⟨
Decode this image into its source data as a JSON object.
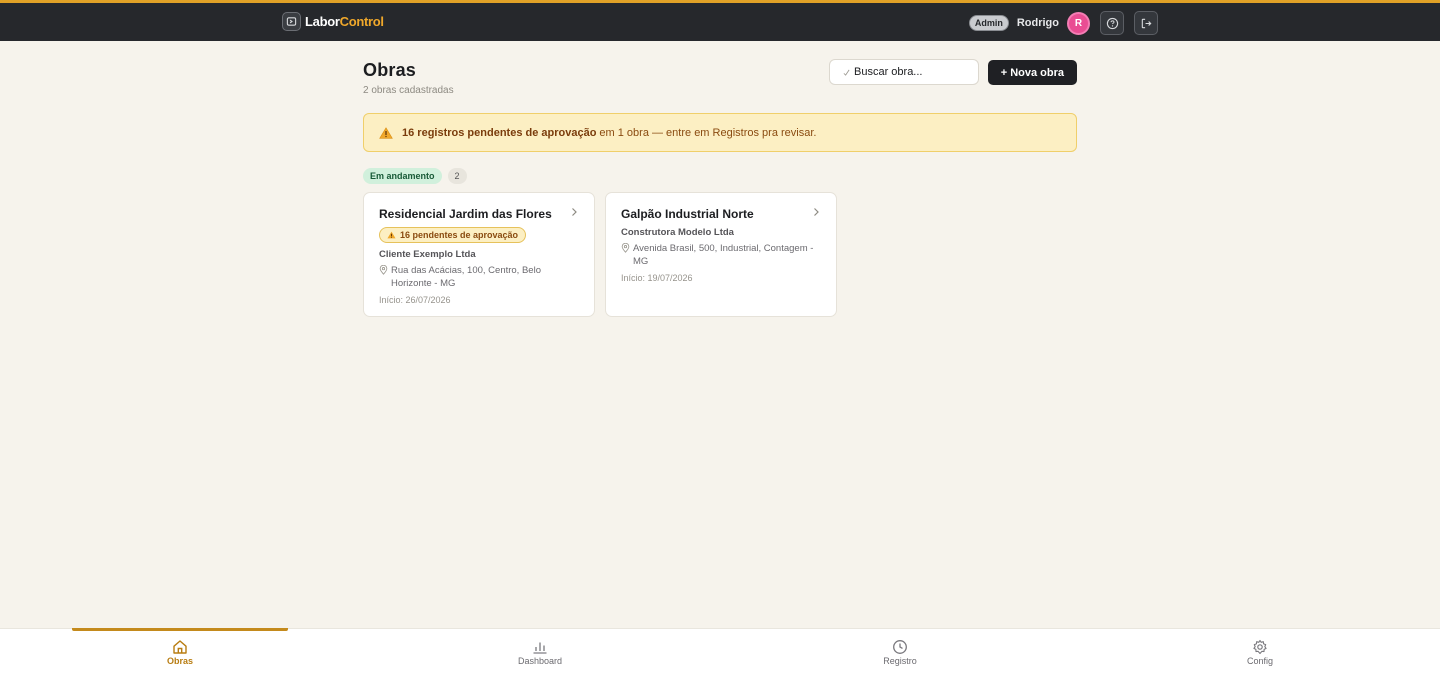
{
  "header": {
    "brand_part1": "Labor",
    "brand_part2": "Control",
    "role_badge": "Admin",
    "user_name": "Rodrigo",
    "avatar_initial": "R"
  },
  "page": {
    "title": "Obras",
    "subtitle": "2 obras cadastradas",
    "search_placeholder": "Buscar obra...",
    "new_button": "+ Nova obra"
  },
  "alert": {
    "bold": "16 registros pendentes de aprovação",
    "rest": "em 1 obra — entre em Registros pra revisar."
  },
  "status_group": {
    "label": "Em andamento",
    "count": "2"
  },
  "cards": [
    {
      "title": "Residencial Jardim das Flores",
      "pending": "16 pendentes de aprovação",
      "client": "Cliente Exemplo Ltda",
      "address": "Rua das Acácias, 100, Centro, Belo Horizonte - MG",
      "start": "Início: 26/07/2026"
    },
    {
      "title": "Galpão Industrial Norte",
      "client": "Construtora Modelo Ltda",
      "address": "Avenida Brasil, 500, Industrial, Contagem - MG",
      "start": "Início: 19/07/2026"
    }
  ],
  "bottom_nav": [
    {
      "label": "Obras",
      "icon": "home-icon",
      "active": true
    },
    {
      "label": "Dashboard",
      "icon": "bar-chart-icon"
    },
    {
      "label": "Registro",
      "icon": "clock-icon"
    },
    {
      "label": "Config",
      "icon": "gear-icon"
    }
  ],
  "colors": {
    "accent": "#c48a1c",
    "header_bg": "#26282c",
    "page_bg": "#f6f3ec",
    "alert_bg": "#fcefc3",
    "status_green": "#d1f0dc",
    "avatar": "#e94d93"
  }
}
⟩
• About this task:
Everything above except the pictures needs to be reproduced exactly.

• Exercise response:
Decode this image into its source data as a JSON object.
{
  "header": {
    "brand_part1": "Labor",
    "brand_part2": "Control",
    "role_badge": "Admin",
    "user_name": "Rodrigo",
    "avatar_initial": "R"
  },
  "page": {
    "title": "Obras",
    "subtitle": "2 obras cadastradas",
    "search_placeholder": "Buscar obra...",
    "new_button": "+ Nova obra"
  },
  "alert": {
    "bold": "16 registros pendentes de aprovação",
    "rest": "em 1 obra — entre em Registros pra revisar."
  },
  "status_group": {
    "label": "Em andamento",
    "count": "2"
  },
  "cards": [
    {
      "title": "Residencial Jardim das Flores",
      "pending": "16 pendentes de aprovação",
      "client": "Cliente Exemplo Ltda",
      "address": "Rua das Acácias, 100, Centro, Belo Horizonte - MG",
      "start": "Início: 26/07/2026"
    },
    {
      "title": "Galpão Industrial Norte",
      "client": "Construtora Modelo Ltda",
      "address": "Avenida Brasil, 500, Industrial, Contagem - MG",
      "start": "Início: 19/07/2026"
    }
  ],
  "bottom_nav": [
    {
      "label": "Obras",
      "icon": "home-icon",
      "active": true
    },
    {
      "label": "Dashboard",
      "icon": "bar-chart-icon"
    },
    {
      "label": "Registro",
      "icon": "clock-icon"
    },
    {
      "label": "Config",
      "icon": "gear-icon"
    }
  ],
  "colors": {
    "accent": "#c48a1c",
    "header_bg": "#26282c",
    "page_bg": "#f6f3ec",
    "alert_bg": "#fcefc3",
    "status_green": "#d1f0dc",
    "avatar": "#e94d93"
  }
}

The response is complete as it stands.